December 5 2013 Latest news:
By Staff Reporter
Sunday, October 21, 2012
A MOTHER of three who continued her studies while battling a brain tumour was remembered by her fellow students as they graduated from the College of West Anglia on Saturday.
Lisa Wiles, 43, was determined to complete her psychology and sociology degree, but died in October last year before she could fulfil her dream.
Her family established Red Wellies, The Lisa Wiles Brain Tumour Support Fund in her memory and thousands of pounds have already been raised to help patients suffering from the same aggressive form of cancer.
Some of the students wore red items to remember the courageous woman who fought tooth and nail to graduate alongside them.
The ceremony, at St Nicholas Chapel in King’s Lynn, was attended by much of Lisa’s family, including her parents Mervyn and Rosalie, and collection boxes for her charity were placed by the door.
“It’s bittersweet for us,” Mr Wiles said. “Lisa would have been graduating too, so it’s a proud day but also very emotional.
“The day before she started what we call her final battle, she insisted she was going into college. She was determined to carry on with her degree.
“Eventually she wanted to return to full-time work and make a better life for herself and her children.”
Lisa, of Blackborough End, was first diagnosed with glioblastoma multiforme (GBM) in August 2010 after suffering from excruciating headaches.

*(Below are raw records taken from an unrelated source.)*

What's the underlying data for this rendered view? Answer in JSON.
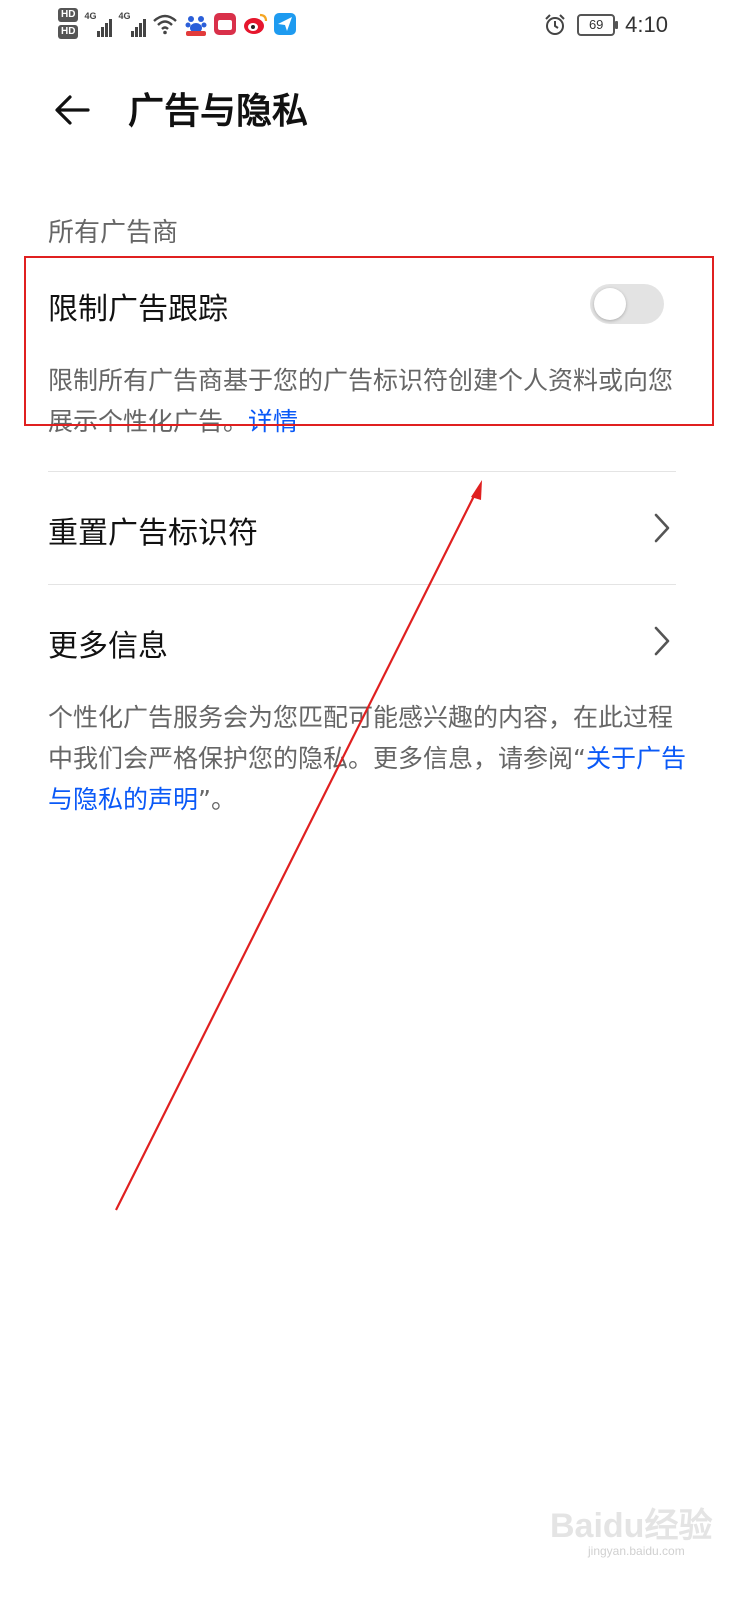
{
  "status_bar": {
    "hd1": "HD",
    "hd2": "HD",
    "net1": "4G",
    "net2": "4G",
    "battery": "69",
    "time": "4:10"
  },
  "header": {
    "title": "广告与隐私"
  },
  "section": {
    "label": "所有广告商"
  },
  "limit_tracking": {
    "title": "限制广告跟踪",
    "toggle_on": false,
    "desc": "限制所有广告商基于您的广告标识符创建个人资料或向您展示个性化广告。",
    "link": "详情"
  },
  "reset_id": {
    "title": "重置广告标识符"
  },
  "more_info": {
    "title": "更多信息",
    "desc_before": "个性化广告服务会为您匹配可能感兴趣的内容，在此过程中我们会严格保护您的隐私。更多信息，请参阅“",
    "link": "关于广告与隐私的声明",
    "desc_after": "”。"
  },
  "watermark": {
    "brand": "Baidu经验",
    "url": "jingyan.baidu.com"
  },
  "colors": {
    "link": "#0a59f7",
    "highlight": "#e02020"
  }
}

Surgery to remove the tumour was successful, but a second, inoperable tumour was found in July last year and she began to rapidly decline, losing her speech and mobility.
The day before she lapsed into semi-consciousness, she managed to attend classes at the college with the help of her friends.

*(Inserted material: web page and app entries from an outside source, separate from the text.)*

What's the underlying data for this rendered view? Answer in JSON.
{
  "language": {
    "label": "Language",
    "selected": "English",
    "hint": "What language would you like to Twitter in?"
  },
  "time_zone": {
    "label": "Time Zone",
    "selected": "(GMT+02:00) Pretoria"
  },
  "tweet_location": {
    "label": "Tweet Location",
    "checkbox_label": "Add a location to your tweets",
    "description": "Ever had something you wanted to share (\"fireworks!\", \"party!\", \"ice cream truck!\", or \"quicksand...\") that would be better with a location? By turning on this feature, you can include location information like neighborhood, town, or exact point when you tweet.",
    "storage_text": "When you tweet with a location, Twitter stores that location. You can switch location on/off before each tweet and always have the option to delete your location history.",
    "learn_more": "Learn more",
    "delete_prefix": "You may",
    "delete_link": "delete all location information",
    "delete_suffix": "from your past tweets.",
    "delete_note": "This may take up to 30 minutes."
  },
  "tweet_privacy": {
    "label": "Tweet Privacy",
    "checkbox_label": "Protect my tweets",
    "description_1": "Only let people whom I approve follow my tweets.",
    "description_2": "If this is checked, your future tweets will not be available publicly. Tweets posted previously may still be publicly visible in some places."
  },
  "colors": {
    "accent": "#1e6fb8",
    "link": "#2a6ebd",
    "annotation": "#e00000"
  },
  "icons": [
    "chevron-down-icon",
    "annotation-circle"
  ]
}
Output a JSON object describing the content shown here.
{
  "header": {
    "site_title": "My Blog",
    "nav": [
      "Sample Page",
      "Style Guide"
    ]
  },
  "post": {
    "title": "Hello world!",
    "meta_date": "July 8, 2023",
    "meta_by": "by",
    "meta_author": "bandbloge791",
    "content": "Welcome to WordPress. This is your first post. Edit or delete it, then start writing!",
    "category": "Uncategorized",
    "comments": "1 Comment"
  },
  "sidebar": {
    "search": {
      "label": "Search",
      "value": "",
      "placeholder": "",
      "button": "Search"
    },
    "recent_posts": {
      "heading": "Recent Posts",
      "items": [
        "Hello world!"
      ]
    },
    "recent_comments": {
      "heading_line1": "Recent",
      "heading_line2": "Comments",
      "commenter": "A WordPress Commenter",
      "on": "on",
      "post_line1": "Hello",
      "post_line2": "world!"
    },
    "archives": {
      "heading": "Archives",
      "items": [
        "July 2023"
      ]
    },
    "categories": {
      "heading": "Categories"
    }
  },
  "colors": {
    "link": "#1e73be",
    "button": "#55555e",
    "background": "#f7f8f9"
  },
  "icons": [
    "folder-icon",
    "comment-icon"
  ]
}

She died on October 13 last year, leaving her children Zachary, 20, Shannen, 19, and Cameron, 15 and her partner Simon.
Just weeks before her diagnosis, Lisa took part in Cancer Research UK’s Race for Life and her continued fund-raising inspired the formation of the fund.

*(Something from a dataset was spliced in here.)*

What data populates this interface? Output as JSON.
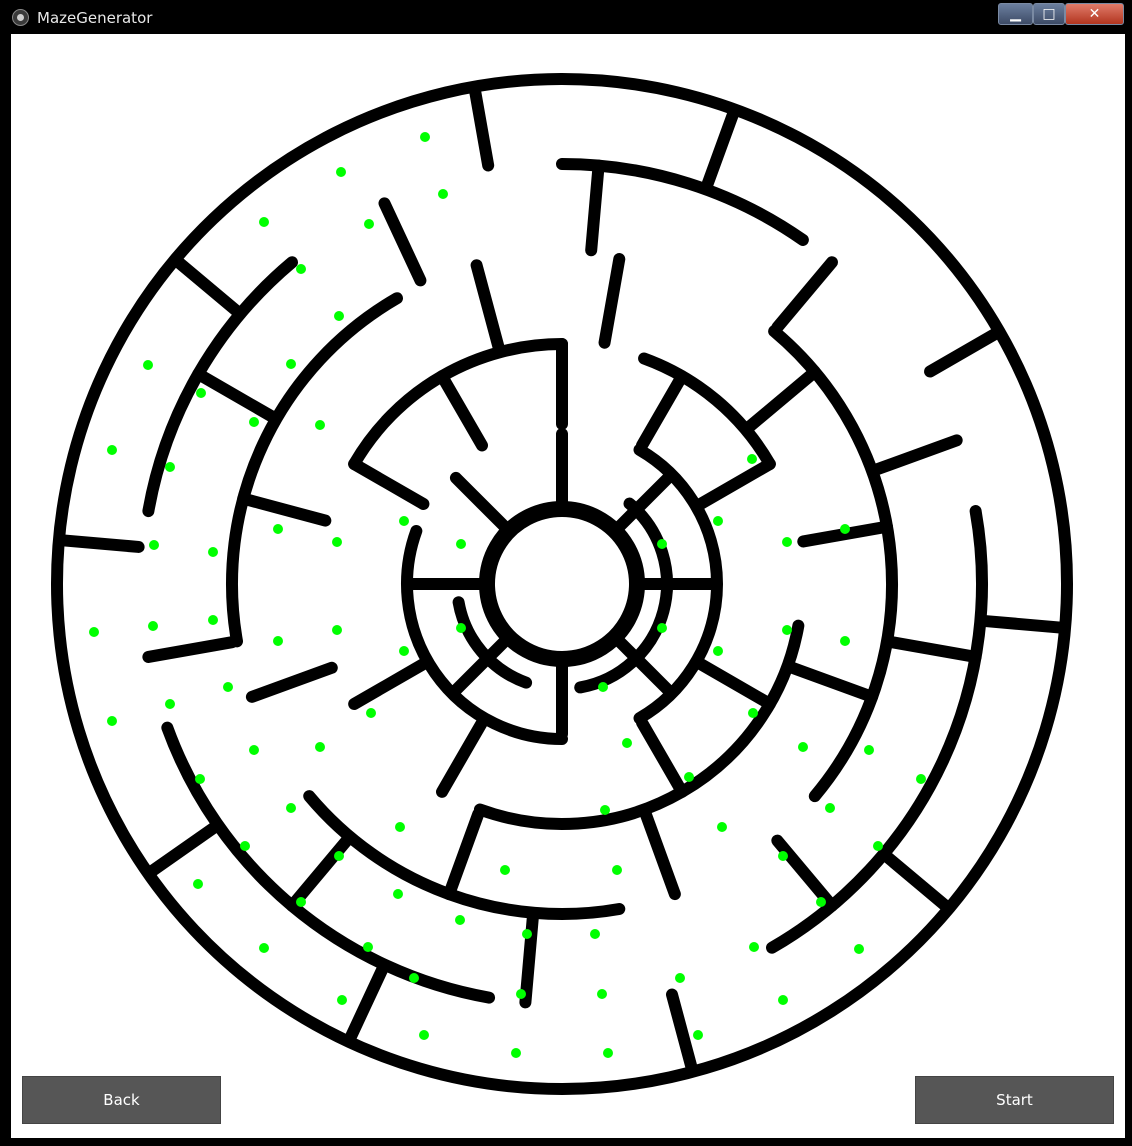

“We couldn’t do anything else but continue her good work when she died,” Mr Wiles, of Middleton, said.
“When Lisa was a little she used to love these red welly boots. She used to splash in puddles and come and meet me from work in them. Right up until we lost her, she was always my little red wellies girl.
“She was very much a family girl, very well thought of and a brilliant mother to her children.”
The charity has already raised about £11,000 for research into GBM since its launch in February.
Bells rang out as West Norfolk mayor Geoffrey Wareham led a procession of fellow dignitaries and academics through the busy town centre to the historic chapel in St Ann’s Street at noon yesterday.
The pews were packed with proud parents, partners and relatives and 158 students from 18 different programmes graduated.
Certificates were presented by college principal David Pomfret and Helen Valentine, deputy vice chancellor of Anglia Ruskin University (ARU).
Sam Ferguson was named the ARU student of the year, while the ARU alumni award for student rep 2012 was presented to mature student Roger Smith.
Mr Pomfret said: “Through our successful partnership with Anglia Ruskin University, the College of West Anglia provides higher education opportunities. Our commitment to Higher Education has never been stronger.
“It is great to see so many of our students graduating with so much support from family, friends and employers. We wish our graduates every success as they progress to employment and further studies.”